Qatari leadership says the United States supports its decision to host the Hamas political office in Doha and the Biden administration has praised its role as a mediator between Israel and Hamas, facilitating negotiations over the release of hostages. During a pause in fighting partially brokered by Qatar, Hamas released some 100 hostages.
Academics are an important part of Qatari ties with the United States. A number of U.S. universities, including Georgetown and Northwestern, have campuses in Qatar’s Education City on the edge of the capital Doha.
The Qatari government pays hundreds of millions of dollars in operations costs to the universities each year and in return the branches provide elite higher education for hundreds of Qatari students as well as others from around the region.
Qatar also hosts the largest U.S. military facility in the Middle East, Al Udeid Air Base, which can house more than 10,000 U.S. military personnel.
Nonetheless, Qatar has received a steady stream of criticism for its links to Hamas in recent months from critics of the Biden administration in the United States and from Israeli leadership. Most recently Prime Minister Benjamin Netanyahu called the country “problematic” in a leaked audio recording.
Texas A&M University was attacked for its ties to Qatar in a January letter from an antisemitism watchdog group. The letter accused the university of involvement in a covert deal that gave Qatar control of nuclear weapons technology and described Qatar as a country that supports Hamas and other armed groups.
“The misinformation campaign had no bearing on Thursday’s decision” to shutter the Qatar campus, university spokesman Mike Reilly said in a written statement. The discussion about the future of the branch “had begun before false information was reported about Texas A&M and Qatar,” the statement added.

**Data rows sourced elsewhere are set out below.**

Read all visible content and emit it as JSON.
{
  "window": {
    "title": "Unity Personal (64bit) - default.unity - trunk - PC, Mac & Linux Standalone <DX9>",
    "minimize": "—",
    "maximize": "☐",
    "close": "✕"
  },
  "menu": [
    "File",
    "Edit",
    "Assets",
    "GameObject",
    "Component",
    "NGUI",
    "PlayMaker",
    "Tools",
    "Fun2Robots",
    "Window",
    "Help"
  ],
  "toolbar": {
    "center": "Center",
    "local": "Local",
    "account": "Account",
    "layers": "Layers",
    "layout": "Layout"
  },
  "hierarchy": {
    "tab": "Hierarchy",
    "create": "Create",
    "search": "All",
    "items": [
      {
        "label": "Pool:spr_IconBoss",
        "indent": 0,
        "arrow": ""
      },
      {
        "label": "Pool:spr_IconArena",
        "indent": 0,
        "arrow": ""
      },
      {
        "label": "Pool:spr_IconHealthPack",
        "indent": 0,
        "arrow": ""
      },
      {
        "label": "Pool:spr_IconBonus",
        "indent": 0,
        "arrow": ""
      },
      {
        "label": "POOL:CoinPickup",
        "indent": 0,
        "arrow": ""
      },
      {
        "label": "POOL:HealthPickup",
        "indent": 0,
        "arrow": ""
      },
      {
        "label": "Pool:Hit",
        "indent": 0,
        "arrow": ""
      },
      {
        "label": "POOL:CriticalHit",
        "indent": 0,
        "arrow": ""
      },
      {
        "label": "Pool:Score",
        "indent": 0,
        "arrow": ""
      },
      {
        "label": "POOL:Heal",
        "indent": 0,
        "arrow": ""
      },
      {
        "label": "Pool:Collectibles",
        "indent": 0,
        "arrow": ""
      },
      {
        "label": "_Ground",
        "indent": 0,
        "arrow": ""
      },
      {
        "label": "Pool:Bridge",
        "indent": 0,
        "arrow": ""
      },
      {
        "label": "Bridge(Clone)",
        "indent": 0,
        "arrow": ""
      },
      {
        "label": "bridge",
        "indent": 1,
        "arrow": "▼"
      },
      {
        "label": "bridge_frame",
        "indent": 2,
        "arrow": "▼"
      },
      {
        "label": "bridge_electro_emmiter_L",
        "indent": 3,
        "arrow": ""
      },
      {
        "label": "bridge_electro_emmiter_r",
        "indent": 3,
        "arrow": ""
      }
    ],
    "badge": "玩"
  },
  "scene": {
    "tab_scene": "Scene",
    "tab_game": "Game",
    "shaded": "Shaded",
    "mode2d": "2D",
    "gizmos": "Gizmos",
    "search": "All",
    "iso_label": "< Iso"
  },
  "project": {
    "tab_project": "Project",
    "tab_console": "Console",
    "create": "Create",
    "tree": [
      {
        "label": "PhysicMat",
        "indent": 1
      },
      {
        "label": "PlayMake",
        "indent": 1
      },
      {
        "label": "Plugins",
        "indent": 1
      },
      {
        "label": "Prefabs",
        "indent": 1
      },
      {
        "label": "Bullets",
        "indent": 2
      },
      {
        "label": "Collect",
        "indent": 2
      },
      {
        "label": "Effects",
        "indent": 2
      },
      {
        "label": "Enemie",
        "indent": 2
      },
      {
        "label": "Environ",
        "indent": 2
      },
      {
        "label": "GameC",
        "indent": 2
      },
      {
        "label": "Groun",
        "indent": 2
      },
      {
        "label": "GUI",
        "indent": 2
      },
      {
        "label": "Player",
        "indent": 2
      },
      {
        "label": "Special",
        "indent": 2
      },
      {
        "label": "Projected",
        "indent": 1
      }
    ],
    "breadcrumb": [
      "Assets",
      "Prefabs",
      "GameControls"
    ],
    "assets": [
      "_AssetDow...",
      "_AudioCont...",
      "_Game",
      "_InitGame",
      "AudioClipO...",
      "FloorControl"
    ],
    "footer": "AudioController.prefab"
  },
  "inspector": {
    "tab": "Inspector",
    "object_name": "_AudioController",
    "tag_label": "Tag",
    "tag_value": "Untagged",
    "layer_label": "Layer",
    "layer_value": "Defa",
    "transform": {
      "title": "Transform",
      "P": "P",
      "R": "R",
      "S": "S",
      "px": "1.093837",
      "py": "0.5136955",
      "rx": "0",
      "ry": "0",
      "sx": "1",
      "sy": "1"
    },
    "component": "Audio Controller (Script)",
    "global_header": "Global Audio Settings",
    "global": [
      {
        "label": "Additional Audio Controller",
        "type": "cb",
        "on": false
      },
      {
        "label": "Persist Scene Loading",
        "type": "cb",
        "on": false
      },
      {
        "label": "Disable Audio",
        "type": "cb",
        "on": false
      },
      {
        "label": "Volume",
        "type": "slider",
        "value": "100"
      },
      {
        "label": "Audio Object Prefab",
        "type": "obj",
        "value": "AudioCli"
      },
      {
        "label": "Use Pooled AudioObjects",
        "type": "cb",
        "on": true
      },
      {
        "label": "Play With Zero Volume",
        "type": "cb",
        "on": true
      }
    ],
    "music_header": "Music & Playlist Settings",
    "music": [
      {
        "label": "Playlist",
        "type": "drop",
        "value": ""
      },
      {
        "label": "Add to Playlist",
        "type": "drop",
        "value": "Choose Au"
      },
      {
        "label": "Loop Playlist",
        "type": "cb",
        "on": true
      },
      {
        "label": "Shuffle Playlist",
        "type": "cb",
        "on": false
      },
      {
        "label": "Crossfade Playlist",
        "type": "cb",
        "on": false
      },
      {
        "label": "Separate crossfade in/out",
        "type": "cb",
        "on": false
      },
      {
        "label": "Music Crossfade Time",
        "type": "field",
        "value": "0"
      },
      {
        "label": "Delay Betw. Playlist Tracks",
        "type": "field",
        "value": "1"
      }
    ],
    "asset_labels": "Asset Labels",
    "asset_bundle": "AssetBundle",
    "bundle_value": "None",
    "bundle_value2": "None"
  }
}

University President Mark Welsh, who is a retired Air Force general, issued a rebuttal of the accusations at the time calling them “simply wrong” and “irresponsible.”
Texas A&M University has had a branch in Qatar for over two decades, during which time it has graduated over 1,500 engineering students.
This week’s statement from the university board said the institution began reviewing its decision to have a “physical presence in Qatar” in fall 2023 “due to the heightened instability in the Middle East.”
The university branch will be shuttered by 2028, the statement said, but a team will be assembled to ensure students can complete their studies.